In its simplest form, value-based care (VBC) is when reimbursement payments are directly tied to the quality of care provided, putting the focus on the efficiency and effectiveness of staff. This approach encourages senior care providers to focus on the health and well-being of their residents so they are kept out of the hospital. These clinical improvements, in turn also stabilize and lengthen occupancy rates, one of the many bottom-line benefits. How does value-based care affect staff residents and their families?
Improve Staff Efficiency
At the most basic level, value-based care encourages care staff to focus on the health and well-being of their residents or patients, for example, the valuable time during the admissions or discharge process when specific policies, procedures and instructions need to be communicated and understood. Studies show the direct correlation between higher nursing staff numbers and a decrease in 30-day hospital readmission rates.

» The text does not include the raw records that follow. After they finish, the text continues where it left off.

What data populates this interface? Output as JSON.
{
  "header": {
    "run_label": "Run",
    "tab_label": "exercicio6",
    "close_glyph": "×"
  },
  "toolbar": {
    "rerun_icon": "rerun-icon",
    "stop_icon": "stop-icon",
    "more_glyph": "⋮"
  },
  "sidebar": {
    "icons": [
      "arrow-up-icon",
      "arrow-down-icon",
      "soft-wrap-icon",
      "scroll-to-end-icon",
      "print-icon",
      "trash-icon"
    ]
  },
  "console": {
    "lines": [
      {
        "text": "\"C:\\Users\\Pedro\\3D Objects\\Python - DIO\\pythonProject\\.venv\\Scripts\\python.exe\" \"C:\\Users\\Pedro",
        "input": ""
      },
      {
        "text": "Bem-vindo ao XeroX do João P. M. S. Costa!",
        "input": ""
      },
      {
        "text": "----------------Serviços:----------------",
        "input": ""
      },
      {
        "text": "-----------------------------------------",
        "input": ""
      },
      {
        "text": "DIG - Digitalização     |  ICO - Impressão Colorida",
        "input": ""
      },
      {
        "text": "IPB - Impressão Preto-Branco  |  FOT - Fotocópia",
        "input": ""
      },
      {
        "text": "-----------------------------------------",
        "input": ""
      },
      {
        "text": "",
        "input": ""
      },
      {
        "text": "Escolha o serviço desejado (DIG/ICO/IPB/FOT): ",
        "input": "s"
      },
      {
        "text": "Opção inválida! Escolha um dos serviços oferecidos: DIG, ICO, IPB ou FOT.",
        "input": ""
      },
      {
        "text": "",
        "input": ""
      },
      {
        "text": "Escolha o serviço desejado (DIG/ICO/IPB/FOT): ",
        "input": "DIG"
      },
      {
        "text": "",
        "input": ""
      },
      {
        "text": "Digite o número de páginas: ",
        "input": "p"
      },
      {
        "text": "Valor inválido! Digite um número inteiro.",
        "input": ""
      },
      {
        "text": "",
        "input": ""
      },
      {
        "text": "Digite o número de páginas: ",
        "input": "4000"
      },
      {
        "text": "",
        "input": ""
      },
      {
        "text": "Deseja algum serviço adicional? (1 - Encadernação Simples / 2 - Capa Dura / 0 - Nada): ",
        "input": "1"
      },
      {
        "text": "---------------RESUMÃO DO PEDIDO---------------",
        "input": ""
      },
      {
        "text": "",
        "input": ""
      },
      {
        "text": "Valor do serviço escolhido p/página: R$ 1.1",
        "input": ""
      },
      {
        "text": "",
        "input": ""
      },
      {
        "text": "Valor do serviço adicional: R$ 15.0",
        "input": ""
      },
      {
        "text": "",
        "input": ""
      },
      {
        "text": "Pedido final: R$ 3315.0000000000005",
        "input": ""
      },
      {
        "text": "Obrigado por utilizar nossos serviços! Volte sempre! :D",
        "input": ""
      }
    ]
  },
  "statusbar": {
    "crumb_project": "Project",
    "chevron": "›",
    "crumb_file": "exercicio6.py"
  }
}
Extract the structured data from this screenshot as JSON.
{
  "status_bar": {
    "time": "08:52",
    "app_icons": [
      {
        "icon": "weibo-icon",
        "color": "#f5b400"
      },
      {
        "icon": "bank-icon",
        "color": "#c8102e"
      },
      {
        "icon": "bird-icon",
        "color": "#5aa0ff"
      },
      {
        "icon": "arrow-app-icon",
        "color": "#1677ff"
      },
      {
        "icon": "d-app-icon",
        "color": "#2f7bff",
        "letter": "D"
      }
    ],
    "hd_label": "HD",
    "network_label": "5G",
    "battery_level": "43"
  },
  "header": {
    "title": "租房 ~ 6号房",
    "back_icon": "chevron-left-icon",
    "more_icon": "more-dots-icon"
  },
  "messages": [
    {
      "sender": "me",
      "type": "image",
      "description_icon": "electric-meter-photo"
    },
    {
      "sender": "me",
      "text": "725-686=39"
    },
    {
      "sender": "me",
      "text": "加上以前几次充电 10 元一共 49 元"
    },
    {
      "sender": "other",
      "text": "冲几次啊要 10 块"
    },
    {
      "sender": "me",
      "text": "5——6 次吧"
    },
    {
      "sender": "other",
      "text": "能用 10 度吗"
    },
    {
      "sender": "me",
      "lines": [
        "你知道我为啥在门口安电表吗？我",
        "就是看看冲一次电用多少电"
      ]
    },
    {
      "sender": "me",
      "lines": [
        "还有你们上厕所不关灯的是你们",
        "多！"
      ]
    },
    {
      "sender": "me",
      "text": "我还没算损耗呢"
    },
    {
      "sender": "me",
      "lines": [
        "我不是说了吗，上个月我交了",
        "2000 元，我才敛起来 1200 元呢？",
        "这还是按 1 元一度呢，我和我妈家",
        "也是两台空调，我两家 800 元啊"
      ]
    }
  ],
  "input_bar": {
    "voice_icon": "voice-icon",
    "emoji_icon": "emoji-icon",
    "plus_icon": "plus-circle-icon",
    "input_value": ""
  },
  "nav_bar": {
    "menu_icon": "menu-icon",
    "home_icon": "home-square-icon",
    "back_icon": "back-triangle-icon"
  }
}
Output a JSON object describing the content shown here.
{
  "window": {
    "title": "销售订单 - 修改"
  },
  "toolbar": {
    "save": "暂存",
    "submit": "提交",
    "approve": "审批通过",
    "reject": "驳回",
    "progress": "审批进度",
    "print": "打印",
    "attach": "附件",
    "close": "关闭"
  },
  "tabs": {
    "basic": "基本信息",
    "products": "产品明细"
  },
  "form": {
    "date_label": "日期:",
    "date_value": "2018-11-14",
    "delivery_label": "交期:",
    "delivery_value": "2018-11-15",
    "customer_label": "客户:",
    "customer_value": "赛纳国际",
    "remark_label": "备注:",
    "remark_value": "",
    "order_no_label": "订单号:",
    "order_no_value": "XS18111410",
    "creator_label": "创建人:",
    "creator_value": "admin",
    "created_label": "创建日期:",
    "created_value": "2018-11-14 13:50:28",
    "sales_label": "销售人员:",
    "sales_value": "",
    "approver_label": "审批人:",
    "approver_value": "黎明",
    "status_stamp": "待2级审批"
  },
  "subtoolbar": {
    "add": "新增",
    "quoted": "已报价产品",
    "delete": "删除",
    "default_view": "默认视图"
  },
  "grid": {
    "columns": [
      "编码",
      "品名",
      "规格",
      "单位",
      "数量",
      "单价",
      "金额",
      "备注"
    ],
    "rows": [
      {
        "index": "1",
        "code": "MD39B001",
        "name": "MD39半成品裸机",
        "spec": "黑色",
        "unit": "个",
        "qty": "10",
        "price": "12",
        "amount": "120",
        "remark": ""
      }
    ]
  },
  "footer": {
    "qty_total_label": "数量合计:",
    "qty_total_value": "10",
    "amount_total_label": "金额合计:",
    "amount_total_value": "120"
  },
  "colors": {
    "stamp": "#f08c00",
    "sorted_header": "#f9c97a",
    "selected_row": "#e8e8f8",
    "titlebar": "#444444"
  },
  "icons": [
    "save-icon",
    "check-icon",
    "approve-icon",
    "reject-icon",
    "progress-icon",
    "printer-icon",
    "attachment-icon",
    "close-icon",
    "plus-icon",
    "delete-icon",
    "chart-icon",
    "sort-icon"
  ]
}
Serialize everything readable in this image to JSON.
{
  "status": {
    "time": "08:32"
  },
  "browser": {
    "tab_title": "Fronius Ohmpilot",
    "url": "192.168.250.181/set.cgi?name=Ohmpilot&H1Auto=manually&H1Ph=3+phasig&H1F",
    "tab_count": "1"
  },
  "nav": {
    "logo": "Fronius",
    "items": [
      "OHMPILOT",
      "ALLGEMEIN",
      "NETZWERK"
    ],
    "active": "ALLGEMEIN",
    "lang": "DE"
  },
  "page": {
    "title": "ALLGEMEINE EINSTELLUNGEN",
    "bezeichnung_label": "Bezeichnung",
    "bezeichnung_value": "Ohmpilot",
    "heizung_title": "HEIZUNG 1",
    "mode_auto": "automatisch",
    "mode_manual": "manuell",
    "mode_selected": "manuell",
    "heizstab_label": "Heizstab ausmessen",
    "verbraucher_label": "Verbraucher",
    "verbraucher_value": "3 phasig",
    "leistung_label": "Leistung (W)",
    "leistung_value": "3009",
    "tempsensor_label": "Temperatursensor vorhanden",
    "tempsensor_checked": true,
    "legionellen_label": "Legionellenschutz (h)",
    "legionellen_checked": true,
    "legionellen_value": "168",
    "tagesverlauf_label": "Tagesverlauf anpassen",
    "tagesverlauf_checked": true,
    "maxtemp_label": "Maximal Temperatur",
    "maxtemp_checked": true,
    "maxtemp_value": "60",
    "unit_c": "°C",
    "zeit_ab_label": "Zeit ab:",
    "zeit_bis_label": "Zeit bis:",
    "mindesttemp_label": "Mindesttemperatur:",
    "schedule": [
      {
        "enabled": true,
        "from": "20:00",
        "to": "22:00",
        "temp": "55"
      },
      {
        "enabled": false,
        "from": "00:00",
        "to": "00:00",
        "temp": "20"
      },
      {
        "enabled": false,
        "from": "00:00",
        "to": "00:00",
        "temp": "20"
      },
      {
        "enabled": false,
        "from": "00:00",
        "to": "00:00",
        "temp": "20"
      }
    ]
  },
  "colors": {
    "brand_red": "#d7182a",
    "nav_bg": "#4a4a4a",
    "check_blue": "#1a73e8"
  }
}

Furthermore, each discharge can take several hours of administrative work – time better spent on direct resident care. Another win for value-based care.
When nurses can focus on fewer residents during each shift, spend more time with each resident during a shift, work fewer overtime hours – not only do outcomes improve; but nursing staff are less likely to experience burnout.
Another factor in increasing staff effectiveness is reducing the manual administrative burden; currently, staff spend between 26-41% of their time on documentation. Leveraging technology and interoperability can remove the burden of repetitive manual tasks; making staff and documentation more effective while also returning that time to direct care.
Strengthening care collaboration
Choosing to move to a value-based care model requires many steps and stakeholder participation at both the organization and individual level; teams, tools and processes may change and benchmarks of success need to be determined. This paperwork over patients approach enables an entire care team (think nursing staff, dieticians, clinical staff, family members) to improve care through personalization and collaboration.
What is critical is thinking together to improve and personalize care and learning together so health outcomes improve with experience. The team structure can also expand across locations, extending state-of-the-art knowledge to remote clinicians and enabling world-class care to be delivered locally rather than requiring patients to travel.
Creating a patient-first care model
They say the only thing constant is change, so why not drive change that benefits each player within an ecosystem? Incentivizing each care provider within the continuum to collaborate on an effective and successful care plan means better outcomes for all involved. By leveraging technology and increasing interoperability, team-based care models can not only transform care delivery but increase staff effectiveness and retention while improving the bottom line.